_DATA FOR THIS TASK_
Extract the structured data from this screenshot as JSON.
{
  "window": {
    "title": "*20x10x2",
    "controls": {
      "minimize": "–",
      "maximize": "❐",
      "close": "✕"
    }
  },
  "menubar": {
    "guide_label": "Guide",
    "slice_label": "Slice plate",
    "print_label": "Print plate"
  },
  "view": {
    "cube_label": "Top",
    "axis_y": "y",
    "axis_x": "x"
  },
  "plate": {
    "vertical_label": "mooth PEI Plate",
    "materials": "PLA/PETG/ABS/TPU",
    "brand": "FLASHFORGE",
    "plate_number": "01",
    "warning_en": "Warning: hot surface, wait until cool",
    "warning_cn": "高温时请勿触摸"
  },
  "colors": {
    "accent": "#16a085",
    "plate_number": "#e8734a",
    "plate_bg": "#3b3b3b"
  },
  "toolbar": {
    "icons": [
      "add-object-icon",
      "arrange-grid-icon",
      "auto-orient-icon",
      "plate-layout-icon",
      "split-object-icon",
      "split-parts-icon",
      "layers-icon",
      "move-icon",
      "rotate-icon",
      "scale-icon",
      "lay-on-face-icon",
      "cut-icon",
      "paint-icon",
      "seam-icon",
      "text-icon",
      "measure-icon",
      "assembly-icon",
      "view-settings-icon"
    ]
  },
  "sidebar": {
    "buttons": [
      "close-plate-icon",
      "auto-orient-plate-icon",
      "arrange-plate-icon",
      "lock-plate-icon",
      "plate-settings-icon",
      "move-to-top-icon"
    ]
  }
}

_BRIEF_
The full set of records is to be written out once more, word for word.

_EXERCISE OUTPUT_
Extract the structured data from this screenshot as JSON.
{
  "window": {
    "title": "*20x10x2",
    "controls": {
      "minimize": "–",
      "maximize": "❐",
      "close": "✕"
    }
  },
  "menubar": {
    "guide_label": "Guide",
    "slice_label": "Slice plate",
    "print_label": "Print plate"
  },
  "view": {
    "cube_label": "Top",
    "axis_y": "y",
    "axis_x": "x"
  },
  "plate": {
    "vertical_label": "mooth PEI Plate",
    "materials": "PLA/PETG/ABS/TPU",
    "brand": "FLASHFORGE",
    "plate_number": "01",
    "warning_en": "Warning: hot surface, wait until cool",
    "warning_cn": "高温时请勿触摸"
  },
  "colors": {
    "accent": "#16a085",
    "plate_number": "#e8734a",
    "plate_bg": "#3b3b3b"
  },
  "toolbar": {
    "icons": [
      "add-object-icon",
      "arrange-grid-icon",
      "auto-orient-icon",
      "plate-layout-icon",
      "split-object-icon",
      "split-parts-icon",
      "layers-icon",
      "move-icon",
      "rotate-icon",
      "scale-icon",
      "lay-on-face-icon",
      "cut-icon",
      "paint-icon",
      "seam-icon",
      "text-icon",
      "measure-icon",
      "assembly-icon",
      "view-settings-icon"
    ]
  },
  "sidebar": {
    "buttons": [
      "close-plate-icon",
      "auto-orient-plate-icon",
      "arrange-plate-icon",
      "lock-plate-icon",
      "plate-settings-icon",
      "move-to-top-icon"
    ]
  }
}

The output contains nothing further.